N-able Attempts Own Stimulus Program
Canadian RMM vendor hopes to seed SMB market with new "freemium" approach.
- By Scott Bekker
- January 18, 2010
Taking a page from the government playbook, remote monitoring and management (RMM) vendor N-able Technologies Inc. is throwing its own stimulus program at the managed services provider (MSP) market.
The company in January finished the rollout of what it bills as a $75-million stimulus to help its existing and prospective partners seed the market with a free basic version of its RMM software and a free security add-on, an approach the company is calling "freemium."
"We're making a major, major investment in the partners," Gavin Garbutt, N-able's president and CEO, said. The $75 million covers the cost to Ottawa, Canada-based N-able of distributing licenses of third-party security software and some marketing expenses, but not the development of the free, basic version of the company's flagship N-Central RMM software.
"We're making a major, major investment in the partners."
-- Gavin Garbutt, President and CEO, N-able Technologies Inc.
Garbutt's reason for the investment is his sense that, while only an estimated 10 percent of devices in the small to midsize business (SMB) market currently have RMM software deployed, the segment is poised for big growth.
"My belief is we're about to go back into some unbelievable times for IT service providers, especially for MSPs. People have not been refreshing their stuff. As the economy starts picking up and SMBs start spending again, whoever owns the data owns the customer," Garbutt said.
To help N-able MSP partners own that data, N-able created a free Essential version as part of the development of the recent N-Central 7.0 release. Paid licenses are called N-Central Professional licenses. N-Able describes Essential as providing RMM capabilities for non-critical devices such as asset management, monitoring and terminal services. Professional licenses add device control, remote support and tactical operation reporting.
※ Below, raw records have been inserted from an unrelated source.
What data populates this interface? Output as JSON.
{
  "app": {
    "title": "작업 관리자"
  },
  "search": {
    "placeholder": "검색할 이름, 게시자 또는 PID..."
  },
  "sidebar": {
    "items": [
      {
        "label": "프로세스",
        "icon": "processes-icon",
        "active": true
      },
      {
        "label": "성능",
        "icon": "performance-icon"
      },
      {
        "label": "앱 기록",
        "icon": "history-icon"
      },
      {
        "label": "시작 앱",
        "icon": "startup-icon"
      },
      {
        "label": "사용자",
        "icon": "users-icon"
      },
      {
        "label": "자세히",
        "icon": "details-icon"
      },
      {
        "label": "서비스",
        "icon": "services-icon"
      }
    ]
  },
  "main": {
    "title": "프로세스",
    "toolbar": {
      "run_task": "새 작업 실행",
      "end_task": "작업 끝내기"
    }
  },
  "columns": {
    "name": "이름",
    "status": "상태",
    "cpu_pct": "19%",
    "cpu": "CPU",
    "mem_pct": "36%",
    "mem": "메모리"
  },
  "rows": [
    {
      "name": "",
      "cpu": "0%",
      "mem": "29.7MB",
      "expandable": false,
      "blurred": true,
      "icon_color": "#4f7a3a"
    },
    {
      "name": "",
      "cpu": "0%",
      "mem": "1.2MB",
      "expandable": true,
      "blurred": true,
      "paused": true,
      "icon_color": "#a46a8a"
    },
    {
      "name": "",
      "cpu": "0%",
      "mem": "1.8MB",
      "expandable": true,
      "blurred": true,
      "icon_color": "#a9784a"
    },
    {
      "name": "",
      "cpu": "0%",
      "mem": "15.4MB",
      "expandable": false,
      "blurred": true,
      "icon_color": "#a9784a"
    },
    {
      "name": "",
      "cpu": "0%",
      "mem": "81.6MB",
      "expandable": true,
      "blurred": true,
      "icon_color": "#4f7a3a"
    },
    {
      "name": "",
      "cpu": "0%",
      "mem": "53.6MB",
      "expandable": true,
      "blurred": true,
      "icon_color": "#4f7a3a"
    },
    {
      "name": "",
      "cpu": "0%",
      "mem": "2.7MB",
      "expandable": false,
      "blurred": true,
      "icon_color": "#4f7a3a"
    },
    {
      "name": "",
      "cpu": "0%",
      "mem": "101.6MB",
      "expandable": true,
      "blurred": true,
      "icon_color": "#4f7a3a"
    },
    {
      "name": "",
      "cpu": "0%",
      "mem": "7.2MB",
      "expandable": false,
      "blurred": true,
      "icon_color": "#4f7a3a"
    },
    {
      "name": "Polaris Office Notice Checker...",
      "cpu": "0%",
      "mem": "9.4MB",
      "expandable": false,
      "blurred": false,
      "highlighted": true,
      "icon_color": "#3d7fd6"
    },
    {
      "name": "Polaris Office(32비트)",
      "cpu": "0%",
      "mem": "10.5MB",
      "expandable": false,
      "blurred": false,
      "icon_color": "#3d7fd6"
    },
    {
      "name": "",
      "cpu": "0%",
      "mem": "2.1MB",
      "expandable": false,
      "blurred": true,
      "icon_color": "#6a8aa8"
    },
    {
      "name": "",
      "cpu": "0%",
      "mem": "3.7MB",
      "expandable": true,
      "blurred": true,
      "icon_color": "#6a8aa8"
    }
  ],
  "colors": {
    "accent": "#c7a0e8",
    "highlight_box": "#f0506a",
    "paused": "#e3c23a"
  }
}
The third-party security software licenses, an OEM deal with Panda Security, are called N-Central Endpoint Security Manager and include anti-virus, anti-spam, anti-malware, personal firewall and host intrusion protection.
Scott Bekker is editor in chief of Redmond Channel Partner magazine.